The IFC has been using its performance standards system for over six years now, and the aim of the research project (finally he gets to the point…) is to assess how much impact it has had on the 1800 or so businesses that have been taken on as IFC clients since then. We’re going to be looking at how IFC staff go about assessing whether businesses applying for investment are in compliance with its standards, and how – and how effectively – it helps those that are not to meet them. We’re going to be asking managers and workers in IFC-funded businesses whether they think that anything significant has changed as a result of having to get in line with the performance standards. And we’ll be comparing employment practices in client businesses with those in similar businesses in the same region that have not had any IFC investment to see what, if anything, is different about the way those businesses are run. We’re interested in all aspects of employment practice, but we’ll be focusing in particular on freedom of association, which is to say the degree to which employees are able to organize themselves into unions or other types of worker organization and to bargain about pay and conditions with their employers.

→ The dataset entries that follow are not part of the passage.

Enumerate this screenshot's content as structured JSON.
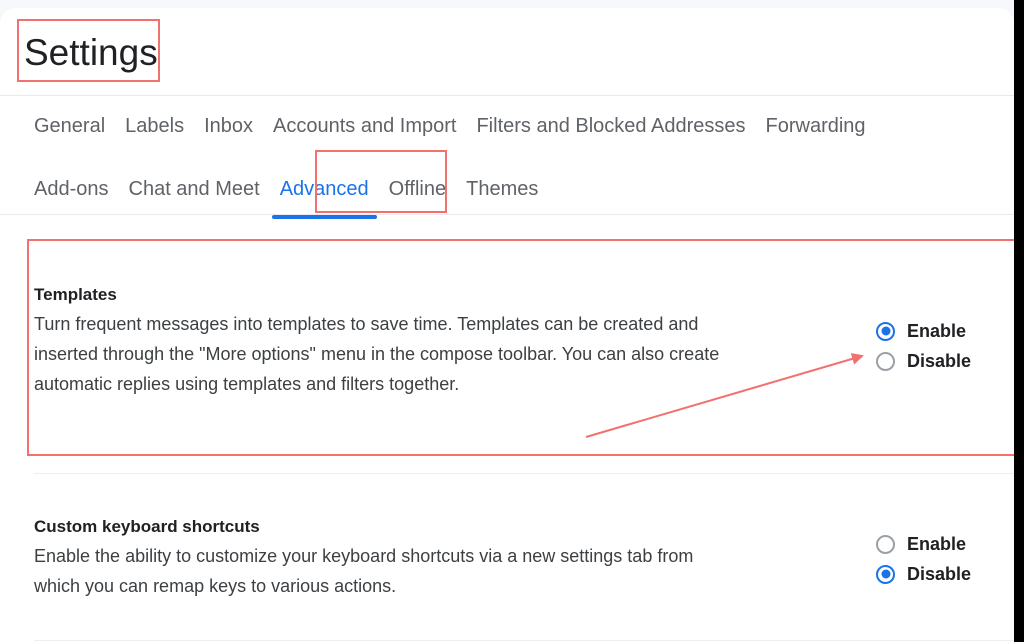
{
  "header": {
    "title": "Settings"
  },
  "tabs_row1": [
    {
      "label": "General",
      "active": false
    },
    {
      "label": "Labels",
      "active": false
    },
    {
      "label": "Inbox",
      "active": false
    },
    {
      "label": "Accounts and Import",
      "active": false
    },
    {
      "label": "Filters and Blocked Addresses",
      "active": false
    },
    {
      "label": "Forwarding",
      "active": false
    }
  ],
  "tabs_row2": [
    {
      "label": "Add-ons",
      "active": false
    },
    {
      "label": "Chat and Meet",
      "active": false
    },
    {
      "label": "Advanced",
      "active": true
    },
    {
      "label": "Offline",
      "active": false
    },
    {
      "label": "Themes",
      "active": false
    }
  ],
  "sections": [
    {
      "id": "templates",
      "title": "Templates",
      "description": "Turn frequent messages into templates to save time. Templates can be created and inserted through the \"More options\" menu in the compose toolbar. You can also create automatic replies using templates and filters together.",
      "options": [
        {
          "label": "Enable",
          "selected": true
        },
        {
          "label": "Disable",
          "selected": false
        }
      ]
    },
    {
      "id": "custom-keyboard-shortcuts",
      "title": "Custom keyboard shortcuts",
      "description": "Enable the ability to customize your keyboard shortcuts via a new settings tab from which you can remap keys to various actions.",
      "options": [
        {
          "label": "Enable",
          "selected": false
        },
        {
          "label": "Disable",
          "selected": true
        }
      ]
    }
  ],
  "colors": {
    "accent_blue": "#1a73e8",
    "annotation_red": "#f2706e",
    "text_primary": "#202124",
    "text_secondary": "#5f6368",
    "page_background": "#f6f8fc",
    "card_background": "#ffffff",
    "gutter": "#000000"
  },
  "annotations": {
    "title_box": "Settings",
    "tab_box": "Advanced",
    "section_box": "Templates",
    "arrow_target": "Disable"
  }
}
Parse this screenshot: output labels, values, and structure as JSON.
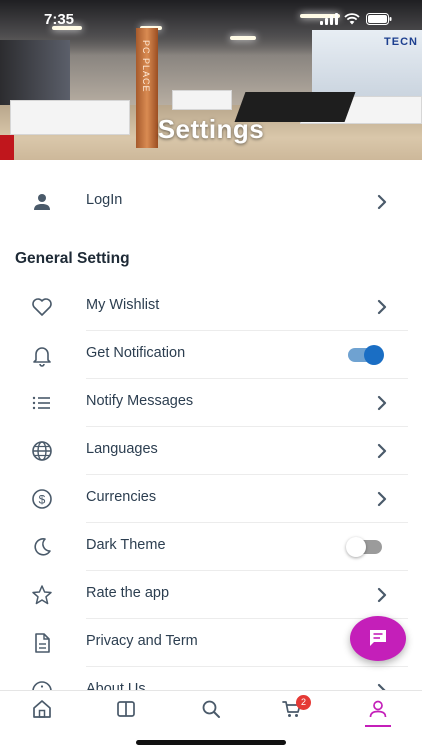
{
  "status_bar": {
    "time": "7:35"
  },
  "header": {
    "title": "Settings",
    "pillar_text": "PC PLACE",
    "brand_text": "TECN"
  },
  "login_row": {
    "label": "LogIn",
    "icon": "person-icon"
  },
  "general": {
    "title": "General Setting",
    "items": [
      {
        "label": "My Wishlist",
        "icon": "heart-icon",
        "control": "chevron"
      },
      {
        "label": "Get Notification",
        "icon": "bell-icon",
        "control": "toggle",
        "toggle_on": true
      },
      {
        "label": "Notify Messages",
        "icon": "list-icon",
        "control": "chevron"
      },
      {
        "label": "Languages",
        "icon": "globe-icon",
        "control": "chevron"
      },
      {
        "label": "Currencies",
        "icon": "dollar-icon",
        "control": "chevron"
      },
      {
        "label": "Dark Theme",
        "icon": "moon-icon",
        "control": "toggle",
        "toggle_on": false
      },
      {
        "label": "Rate the app",
        "icon": "star-icon",
        "control": "chevron"
      },
      {
        "label": "Privacy and Term",
        "icon": "document-icon",
        "control": "chevron"
      },
      {
        "label": "About Us",
        "icon": "info-icon",
        "control": "chevron"
      }
    ]
  },
  "tabbar": {
    "tabs": [
      {
        "name": "home",
        "icon": "home-icon"
      },
      {
        "name": "categories",
        "icon": "book-icon"
      },
      {
        "name": "search",
        "icon": "search-icon"
      },
      {
        "name": "cart",
        "icon": "cart-icon",
        "badge": "2"
      },
      {
        "name": "account",
        "icon": "person-icon",
        "active": true
      }
    ]
  },
  "colors": {
    "accent": "#c41fb9",
    "text": "#2c3e50",
    "icon": "#4a5a6a",
    "toggle_on": "#1a6ec4",
    "badge": "#e53935"
  }
}
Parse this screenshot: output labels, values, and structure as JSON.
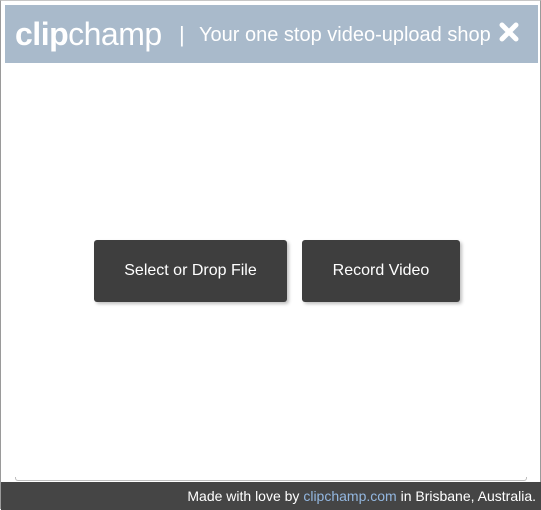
{
  "header": {
    "logo_bold": "clip",
    "logo_light": "champ",
    "divider": "|",
    "tagline": "Your one stop video-upload shop",
    "close_icon": "close-x-icon"
  },
  "actions": {
    "select_file_label": "Select or Drop File",
    "record_video_label": "Record Video"
  },
  "footer": {
    "prefix": "Made with love by ",
    "link_text": "clipchamp.com",
    "suffix": " in Brisbane, Australia."
  },
  "colors": {
    "header_bg": "#a9bacb",
    "button_bg": "#3e3e3e",
    "footer_bg": "#454545",
    "link": "#93b7e0"
  }
}
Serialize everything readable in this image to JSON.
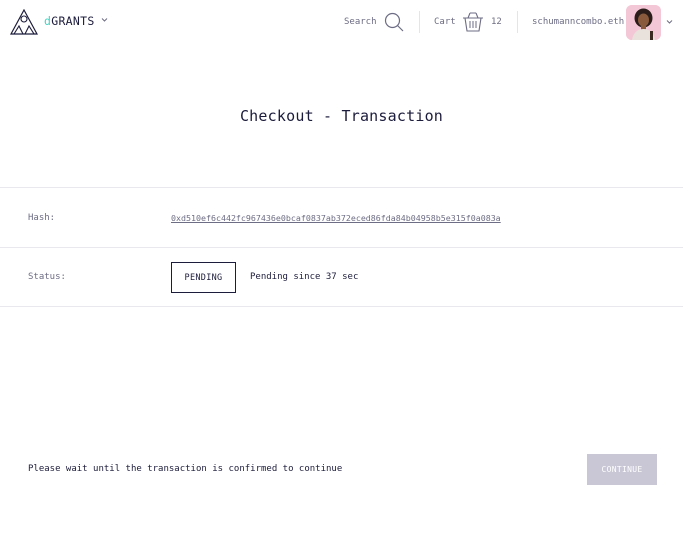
{
  "header": {
    "brand_prefix": "d",
    "brand_suffix": "GRANTS",
    "search_label": "Search",
    "cart_label": "Cart",
    "cart_count": "12",
    "user_name": "schumanncombo.eth",
    "icons": [
      "logo-icon",
      "chevron-down-icon",
      "search-icon",
      "basket-icon",
      "avatar",
      "chevron-down-icon"
    ],
    "colors": {
      "brand_accent": "#42d3c2",
      "text": "#1c1c3c",
      "muted": "#6d6d85"
    }
  },
  "main": {
    "title": "Checkout - Transaction",
    "hash_label": "Hash:",
    "hash_value": "0xd510ef6c442fc967436e0bcaf0837ab372eced86fda84b04958b5e315f0a083a",
    "status_label": "Status:",
    "status_badge": "PENDING",
    "status_text": "Pending since 37 sec"
  },
  "footer": {
    "message": "Please wait until the transaction is confirmed to continue",
    "continue_label": "CONTINUE",
    "continue_disabled": true,
    "colors": {
      "button_disabled": "#c9c7d6"
    }
  }
}
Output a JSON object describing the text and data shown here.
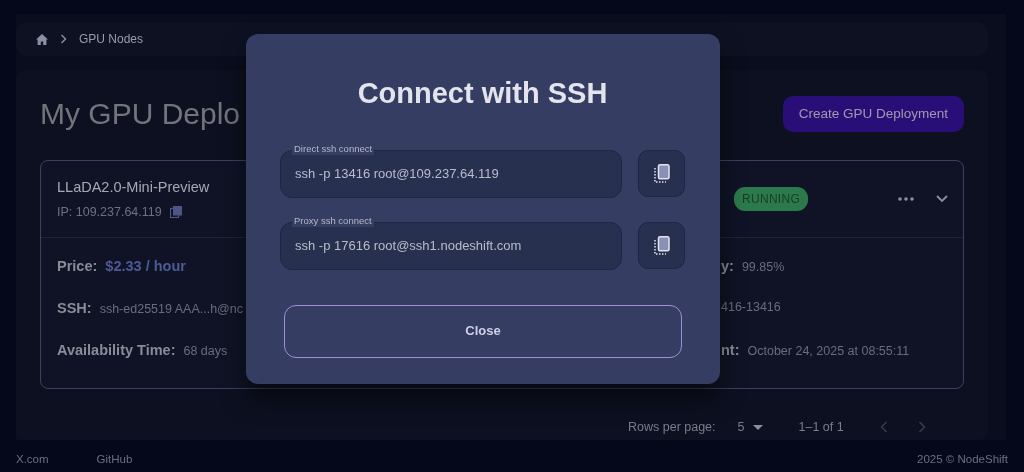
{
  "breadcrumb": {
    "current": "GPU Nodes"
  },
  "page": {
    "title": "My GPU Deplo",
    "create_button": "Create GPU Deployment"
  },
  "deployment": {
    "name": "LLaDA2.0-Mini-Preview",
    "ip": "IP: 109.237.64.119",
    "status": "RUNNING",
    "details_left": [
      {
        "kind": "price",
        "label": "Price:",
        "value": "$2.33 / hour"
      },
      {
        "kind": "text",
        "label": "SSH:",
        "value": "ssh-ed25519 AAA...h@nc"
      },
      {
        "kind": "text",
        "label": "Availability Time:",
        "value": "68 days"
      }
    ],
    "details_right": [
      {
        "label": "y:",
        "value": "99.85%"
      },
      {
        "value": "416-13416"
      },
      {
        "label": "nt:",
        "value": "October 24, 2025 at 08:55:11"
      }
    ]
  },
  "pagination": {
    "rows_label": "Rows per page:",
    "rows_value": "5",
    "range": "1–1 of 1"
  },
  "footer": {
    "links": [
      "X.com",
      "GitHub"
    ],
    "copyright": "2025 © NodeShift"
  },
  "modal": {
    "title": "Connect with SSH",
    "fields": [
      {
        "label": "Direct ssh connect",
        "value": "ssh -p 13416 root@109.237.64.119"
      },
      {
        "label": "Proxy ssh connect",
        "value": "ssh -p 17616 root@ssh1.nodeshift.com"
      }
    ],
    "close_button": "Close"
  }
}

As well as me and Jean-Christophe Graz at the University of Lausanne, the project involves Frank Hoffer of the ILO’s Bureau for Workers’ Activities (which is also home to the coordination of the Global Labour University and the Global Unions Research Network), Layna Mosley of the University of North Carolina at Chapel Hill, Christoph Scherrer of the University of Kassel and Fiona Murie of the Building and Woodworkers International.
The project officially starts in January 2013 – at least, that’s when the money starts to arrive – and will last 2 years. I’ll be posting stuff here about it, irregularly I expect, so tune in for the next exciting episode, which will probably be something to do with trying to get in touch with the IFC itself.